Former Vice President Boakai does not appear to have the essential resources needed to support a full-scale political campaign. Still, he seems to have massive and attractable grassroots support nationwide in large part due to his distinguished track record and longtime role in public service dating back four decades ago.
The ongoing anarchy in the main opposition bloc appears to be providing an unexpected opportunity for the re-election of President George Weah and his CDC-led government in 2023. In addition, President Weah’s increased level of tolerance in the wake of established, proven, and sometimes unfounded criticism and personal attacks against him is endearing some degree of public support for him among some quarters of the Liberian population.

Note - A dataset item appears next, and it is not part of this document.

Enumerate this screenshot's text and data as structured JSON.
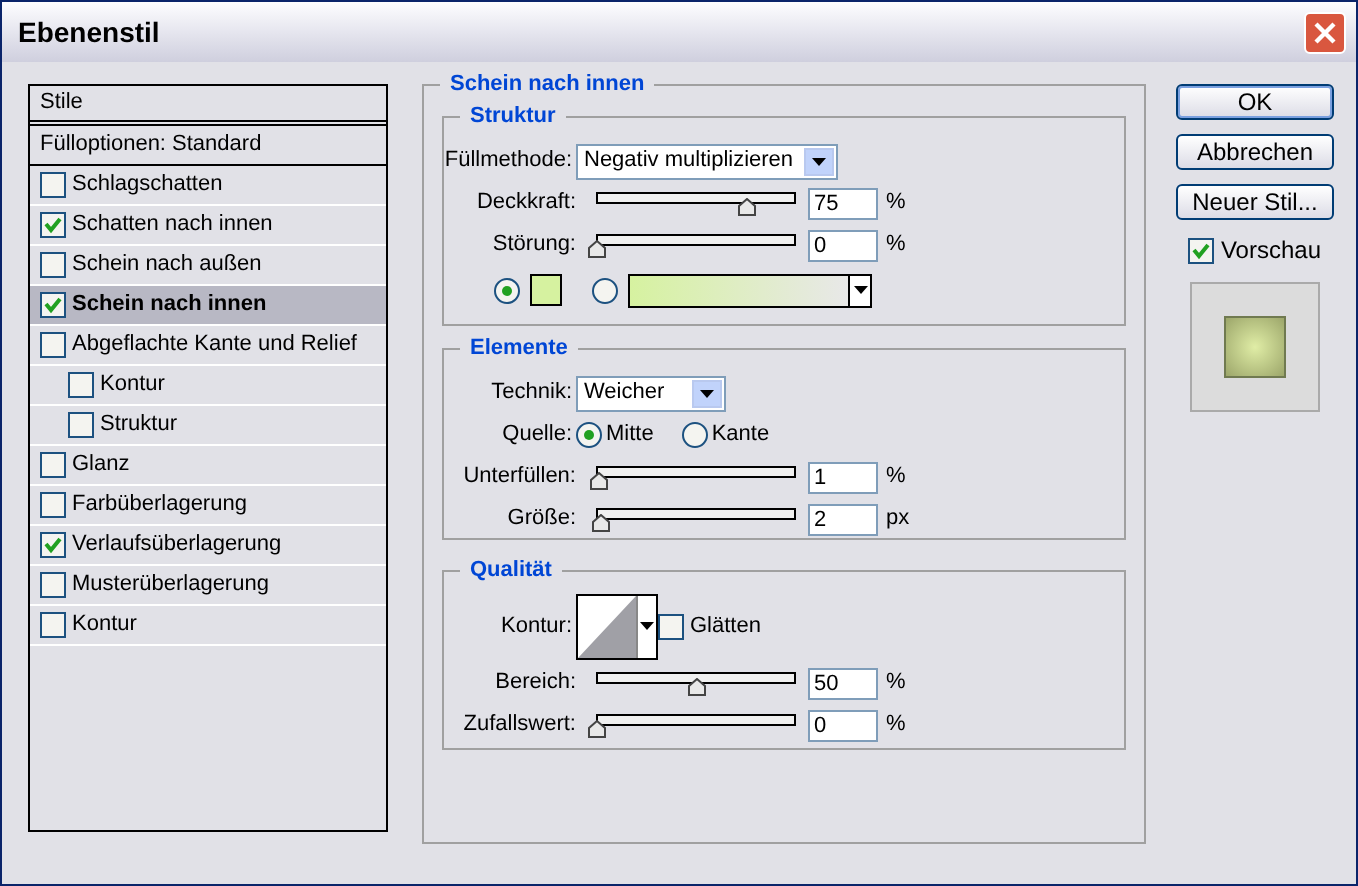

The breakdown in the main opposition bloc also provides an opening for new opposition political leaders to emerge. The leading ones include respected civil and human rights lawyer Tiawon Gongloe, a former solicitor general and labor minister; international businessman William Tuider, businessman Simeon Freeman, philanthropist Daniel Cassell, and former Liberian Ambassador to the United States, Canada, and Mexico Nathaniel Barnes.
There is chatter in the Liberian diaspora communities that a Tiawon Gongloe-Samuel Kofi Woods ticket would serve as the most credible challenge to the ruling CDC coalition’s re-election chances. In contrast, others think a Boakai-Cummings ticket would be the best option. Still, some believe it is time for a business person to lead Liberia. This group seems to seriously consider William Tuider, Simeon Freeman, and Daniel Cassell.
With no clear and formidable opposition bloc, President Weah and his CDC coalition government have solid chances of winning re-election if some serious improvements are not only made in the security, economic, governance, development, transparency, and accountability sectors of the country but are also experienced by a cross-section of the Liberian population, especially in the areas of poverty reduction, employment opportunities, access to improved healthcare and power. Although the international community and various development partners have been heavy-lifting, improvising, and offsetting many of the country’s economic failures in the past few years to provide legitimacy to the government, the problems facing Liberia are too vast.
They include an extreme proportion of poverty, crime and general insecurity, high private sector unemployment, poorly managed and weak healthcare system, high deficiency in attracting foreign investment, widespread skill gap, and systemic challenges in workforce performance. In addition, without much history of parliamentary incorruptibility and national political leadership, the road to national prosperity in Liberia, in the past decade, has traditionally focused on being on the receiving end of international assistance and guidance. These weaknesses are set to stay as long as the country’s political mechanism lacks maturity.